Why There's A Rise In ER Visits Among Older Americans Using Cannabis

As more states legalize medical marijuana, older adults are asking their doctors if it can help them cope with some of their medical conditions (via UCHealth). According to a 2020 study in the Journal of the American Geriatrics Society, about 15% of older adults said they used cannabidiol (CBD) products in the last three years to manage pain, sleep problems, anxiety, or depression. Marijuana use has been on the rise among adults over 65, increasing from 0.4% between 2006 and 2007 to 2.9% around 2015 and 2016, as per a 2020 study in JAMA Internal Medicine.

Now emergency rooms are seeing an increase in cannabis-related visits among adults over 65 years old. A new report from the Journal of the American Geriatrics Society showed that cannabis-related ER visits in California increased by 1804% from 2005 to 2019. This can be due to dizziness and falls, heart palpitations, panic attacks, confusion, anxiety, or worsening of underlying lung diseases, such as asthma or COPD, explains the lead author of the study, Dr. Benjamin Han via U.S. News & World Report. In fact, older adults are prone to a higher risk of reactions due to using cannabis because of how unfamiliar they are with it, shares Dr. Han. Cannabis can treat side effects from chemotherapy, certain forms of epilepsy, and weight loss connected to HIV/AIDS, and might even help manage chronic pain, explains the National Center for Complementary and Integrative Health. However, there are specific risks of cannabis use associated with older adults.

Is cannabis less safe in older adults?

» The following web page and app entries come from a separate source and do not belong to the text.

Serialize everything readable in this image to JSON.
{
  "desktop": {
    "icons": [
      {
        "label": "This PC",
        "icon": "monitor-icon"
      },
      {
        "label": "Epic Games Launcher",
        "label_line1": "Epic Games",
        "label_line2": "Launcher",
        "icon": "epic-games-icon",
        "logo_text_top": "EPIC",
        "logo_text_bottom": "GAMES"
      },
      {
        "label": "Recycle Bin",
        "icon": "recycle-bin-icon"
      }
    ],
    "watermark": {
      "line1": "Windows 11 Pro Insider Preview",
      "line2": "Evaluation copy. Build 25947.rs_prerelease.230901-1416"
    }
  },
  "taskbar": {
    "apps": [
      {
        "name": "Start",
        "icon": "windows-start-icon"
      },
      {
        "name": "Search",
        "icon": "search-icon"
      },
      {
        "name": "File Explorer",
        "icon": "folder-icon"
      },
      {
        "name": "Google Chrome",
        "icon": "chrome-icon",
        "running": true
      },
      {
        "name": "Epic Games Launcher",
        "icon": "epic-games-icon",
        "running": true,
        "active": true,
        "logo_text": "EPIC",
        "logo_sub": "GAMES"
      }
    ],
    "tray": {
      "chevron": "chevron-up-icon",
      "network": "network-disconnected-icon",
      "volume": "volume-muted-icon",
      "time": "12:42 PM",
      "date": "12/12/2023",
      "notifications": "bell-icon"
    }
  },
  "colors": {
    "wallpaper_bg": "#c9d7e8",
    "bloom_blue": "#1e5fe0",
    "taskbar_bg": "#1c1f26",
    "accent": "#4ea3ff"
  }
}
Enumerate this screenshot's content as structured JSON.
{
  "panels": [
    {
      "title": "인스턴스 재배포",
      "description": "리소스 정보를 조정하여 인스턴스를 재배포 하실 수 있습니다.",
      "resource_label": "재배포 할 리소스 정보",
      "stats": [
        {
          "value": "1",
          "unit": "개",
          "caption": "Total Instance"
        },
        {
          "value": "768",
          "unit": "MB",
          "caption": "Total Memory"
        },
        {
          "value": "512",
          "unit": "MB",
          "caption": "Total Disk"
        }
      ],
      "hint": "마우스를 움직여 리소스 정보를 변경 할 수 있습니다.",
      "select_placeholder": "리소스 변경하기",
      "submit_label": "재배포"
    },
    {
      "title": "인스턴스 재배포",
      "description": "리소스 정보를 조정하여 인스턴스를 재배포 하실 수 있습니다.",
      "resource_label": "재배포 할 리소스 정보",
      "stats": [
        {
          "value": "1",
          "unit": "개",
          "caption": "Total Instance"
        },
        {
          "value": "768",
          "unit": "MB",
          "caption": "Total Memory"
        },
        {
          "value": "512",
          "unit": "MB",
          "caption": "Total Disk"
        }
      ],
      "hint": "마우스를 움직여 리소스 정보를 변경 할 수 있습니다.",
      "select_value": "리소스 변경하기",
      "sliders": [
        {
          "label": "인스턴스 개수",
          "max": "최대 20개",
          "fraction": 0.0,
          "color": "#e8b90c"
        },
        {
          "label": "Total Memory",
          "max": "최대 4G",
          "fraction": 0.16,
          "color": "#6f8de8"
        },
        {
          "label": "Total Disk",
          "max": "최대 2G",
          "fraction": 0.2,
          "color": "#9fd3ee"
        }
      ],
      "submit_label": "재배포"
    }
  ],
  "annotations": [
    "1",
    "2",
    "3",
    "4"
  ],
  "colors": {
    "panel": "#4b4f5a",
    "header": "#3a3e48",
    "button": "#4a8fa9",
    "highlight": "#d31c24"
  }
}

People over 55 years of age process drugs differently overall (via Canada's Department of Health). As we age, we become more sensitive to drugs and might be more susceptible to their side effects. Using cannabis while taking other prescriptions could increase side effects. These side effects include hallucinations, confusion, loss of coordination, and cognitive impairment. Cannabis may temporarily raise the heart rate, and this can, in turn, increase the risk of a heart attack or stroke if you have heart disease. In fact, those with liver, kidney, or heart disease should not use cannabis at all.

Cannabis is also much stronger today than it was years ago. A 2019 study in the European Archives of Psychiatry and Clinical Neuroscience found that average THC concentrations in marijuana jumped from 8.9% in 2008 to 17% in 2017. This can cause a problem for older adults since an aging brain is highly sensitive to psychoactive drugs and their slower metabolism means it takes longer for them to process the drug, according to the UCHealth. Keep in mind, some medical marijuana stores might not even be able to advise older adults on an acceptable dose or how it might handle certain conditions. Therefore, for seniors to use marijuana safely, they should look for a higher ratio of the anti-inflammatory CBD compared to the psychoactive THC.